Wing: the mobile spirometer

There are 25 million people in the USA with asthma and asthma attacks killed 3200 people in 2007. The Wing team built a handheld spirometer which helps users understand and manage their condition.

My design consultancy was tasked with designing the accompanying iOS app for Wing. As UX Researcher, I led stakeholder workshops, user research and research analysis.

Stakeholder workshops

We kicked off the project with a stakeholder workshop in St Louis with the Wing team. We needed to identify the project’s aims and explore the assumptions which had been made so far.

We used a number of Gamestorming exercises to identify what these assumptions were, and which, if wrong, were the most dangerous to the project’s success. For instance, we thought we knew where and when Wing was most likely to be used in the home. But if our assumption was incorrect we’d be designing for the wrong context of use.

These assumptions then went on to help shape our research plans by allowing us to create a list of research questions to answer.

User research

I conducted a series of remote user interviews to discover the needs of Wing’s users and validate our assumptions. We identified early that fitting Wing into people’s existing habits was essential if it was going to be a success.

Wing required the user to do a lung test every morning and evening, that’s a big ask for busy parents. We spoke to 12 parents from a range of backgrounds and amongst other things, asked them about the family’s morning and evening routines. A proven way to form a new habit is to ‘piggy back’ onto an existing one, so we were keen to identify what habits were already present.
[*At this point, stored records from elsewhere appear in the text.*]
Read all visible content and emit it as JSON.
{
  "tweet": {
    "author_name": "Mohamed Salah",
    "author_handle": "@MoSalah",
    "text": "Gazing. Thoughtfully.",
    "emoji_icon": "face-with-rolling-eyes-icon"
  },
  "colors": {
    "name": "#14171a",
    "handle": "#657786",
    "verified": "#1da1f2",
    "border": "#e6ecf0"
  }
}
We learnt that dispensing morning medications was a common habit amongst parents. We heard that this largely took place in the kitchen, and as it happened around breakfast, there would be additional time available to conduct Wing tests. Knowing this, we could design with the context of use in mind e.g. there would probably be multiple children using Wing in short succession.
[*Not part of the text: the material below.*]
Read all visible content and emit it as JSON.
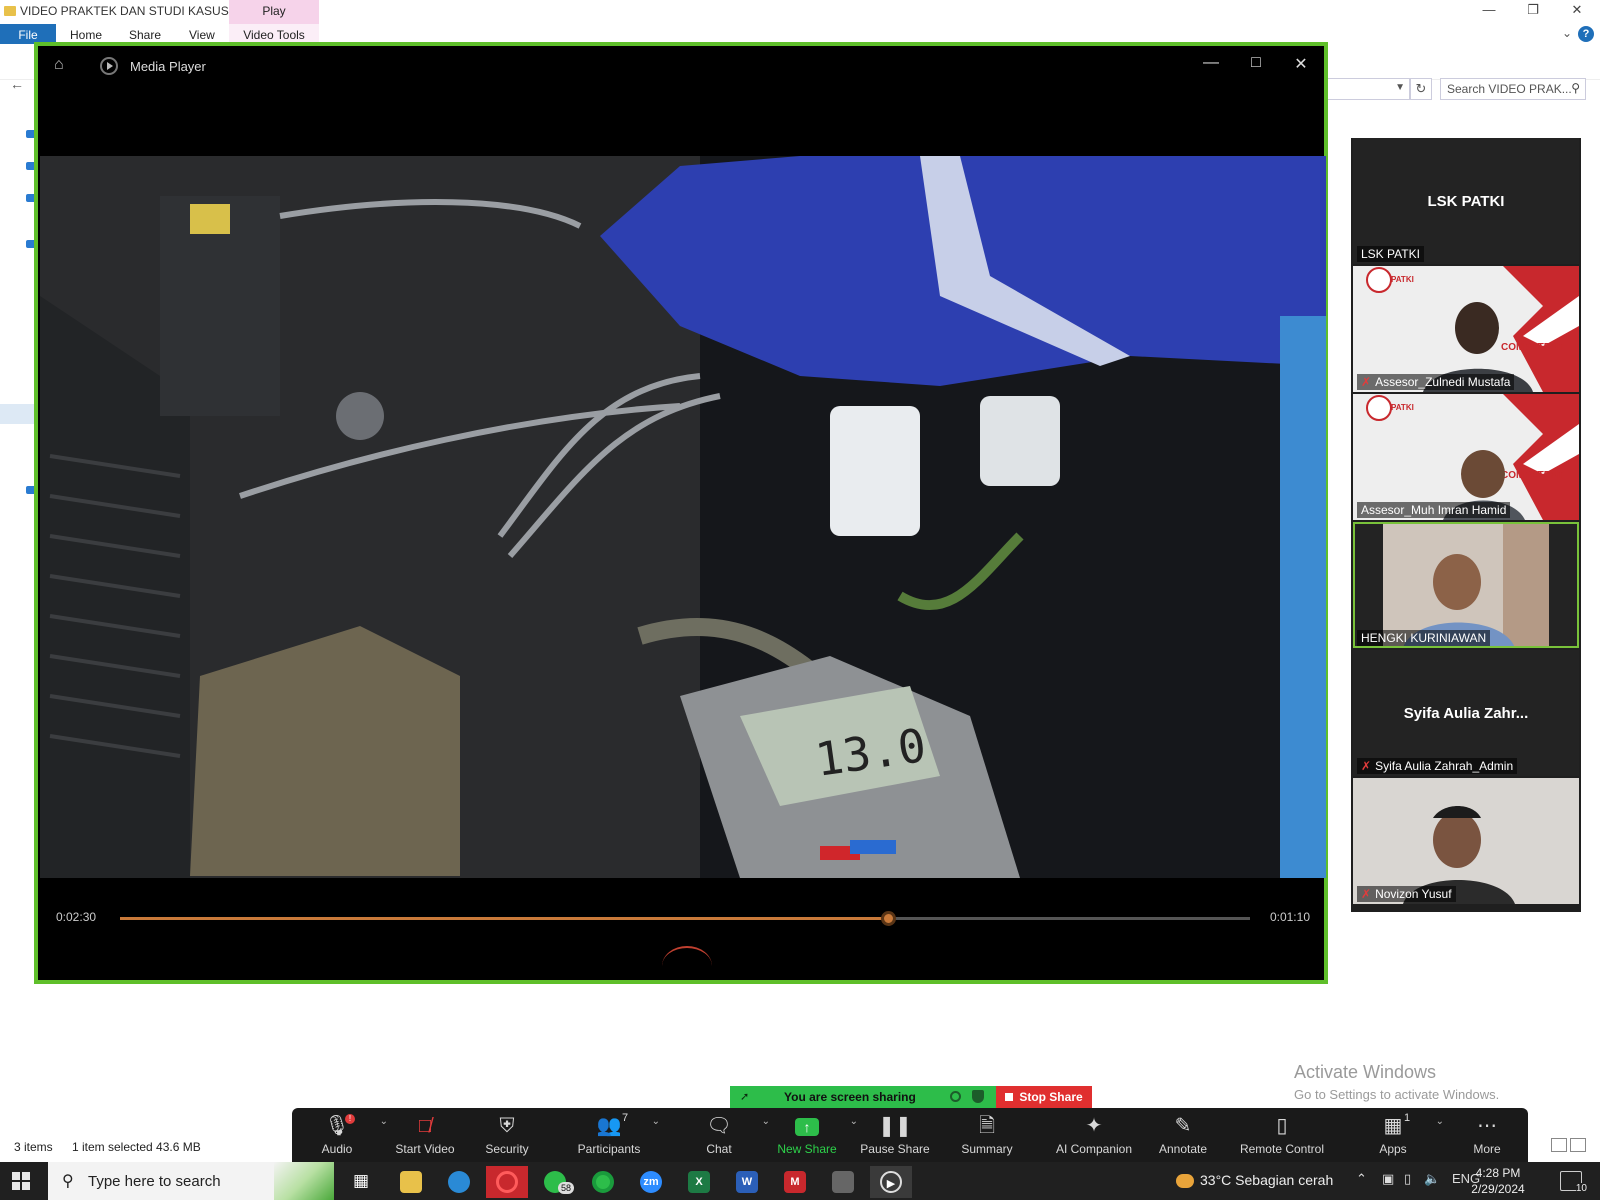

Research analysis

After collecting so much research we had a huge amount of data to go through. We wanted to work with the client transparently, so used a web based virtual whiteboard. We reviewed each interview and pulled out meaningful insights. These were then placed in rough but related groups using the Affinity Mapping exercise.

The aim of research analysis is to turn observations into tangible design recommendations. From each observations we generated a related insight. And from these insights we produced a design mandate. Each mandate was a tangible, meaningful statement which would directly effect the design.

The benefit of working like this, instead of a traditional post-it based method, was that we could clearly see the history of each mandate and discuss them with our remote client.

Research output

To make the research results more relateable for the team, we produced a set of 4 personas. We referred back to these throughout the project, often in very specific ways.

For instance, when we were designing the onboarding journey, we kept in mind the different requirements a young single adult would have compared to a parent of 2 kids with asthma.

Outcome

Wing was launched with an Indigogo campaign in November 2015 and raised $55k. In January 2016, the co-founders raised a further $450k from a group of investors. This, along with their original 2014 investment of $1.4m, allowed them to pursue for FDA approval and begin working towards their web and Android platforms.